To be sure, Columbia's scripters changed a number of Shadow-myths. The hero's secret ID of Lamont Cranston is a "criminologist" rather than a wealthy bon vivant, and the viewer never knows why he chose to take on the masked identity of the Shadow in the first place. He never uses any of the deceptive tricks of the Shadow, either the misdirection-maneuvers of the pulp stories or radio's "power to cloud men's minds." On the plus side, Victor Jory stands unchallenged for the honor of playing the best film version of the dark avenger. True, the limits of a serial budget mean that there's nearly no use of the hero's sinister aspects. The Shadow is usually seen in well lighted scenarios, thus negating a lot of the costume's appeal, and he more often punches out his opponents rather than shooting them. However, it makes up for a lot that Jory utters a haunting laugh that is worthy of the character's reputation-- unlike, for instance, the forgettable chortle that emerges from Alec Baldwin's lips in the overblow 1994 SHADOW film.

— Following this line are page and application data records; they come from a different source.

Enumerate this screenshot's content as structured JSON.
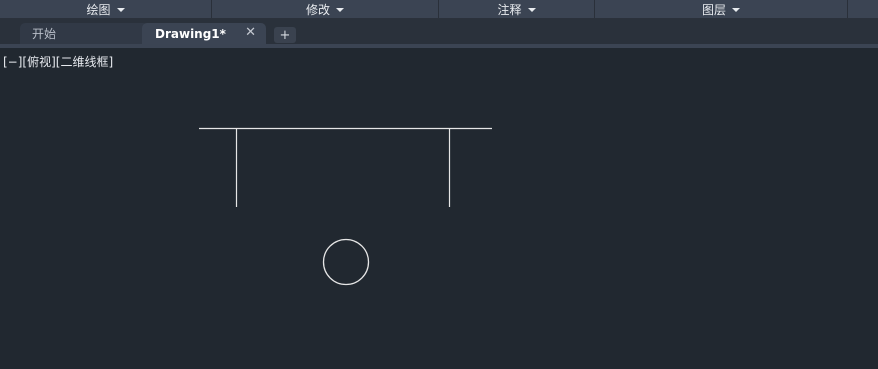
{
  "ribbon": {
    "panels": [
      {
        "label": "绘图"
      },
      {
        "label": "修改"
      },
      {
        "label": "注释"
      },
      {
        "label": "图层"
      }
    ]
  },
  "tabs": {
    "start_label": "开始",
    "drawing_label": "Drawing1*",
    "close_glyph": "✕",
    "add_glyph": "+"
  },
  "viewport": {
    "controls_prefix": "[−]",
    "view_label": "[俯视]",
    "visual_style_label": "[二维线框]"
  },
  "colors": {
    "background": "#212830",
    "ribbon_bar": "#3b4453",
    "geometry": "#e6e6e6"
  }
}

The hero's accomplices sport the same names as characters from the pulps or the radio series-- Margo Lane, Harry Vincent-- but they're pretty interchangeable "hero-stooges," though it's a mark of distinction that this version of Margo has some training in forensic science. The serial's villain, the Black Tiger, is one of many villains who display some limited form of invisibility; in the Tiger's case, he only turns invisible when he's barking out instructions to his henchmen-- in what may be the most unique villain-voice in serials, since he sounds like he's passing a gallstone every time he talks. Just as in MANHUNT, there's a death-ray weapon that the Tiger's after, though naturally most of the battles between hero and villains are low-tech until the final clash of the Shadow and the Tiger.
Strangely, during that clash the Shadow doffs his disguise to reveal his Cranston identity to the Tiger, seconds after Cranston has unveiled the villain's true ID. This is a pretty rash move to make if you plan to take an evildoer alive, but maybe Cranston had a psychic flash-- in the form of reading the script-- and knew that the Black Tiger was going to be accidentally-- and conveniently-- killed in the final struggle. Following this, Cranston tells Margo that he doesn't plan to play the costumed crime-fighter any more. I assume that if the studio ever harbored thoughts of producing a sequel, they would have simply ignored this coda. As he did in many of his serials for Columbia, director James W. Horne and his writers tossed in a number of tongue-in-cheek scenes, the best of which allowed the lead actor to assume colorful identities while investigating the crooks' schemes. On the minus side, Horne had nearly no interest in cliffhangers, and THE SHADOW is notorious for a resolution in which the hero survives the roof collapsing on him, by merely getting up and dusting himself off.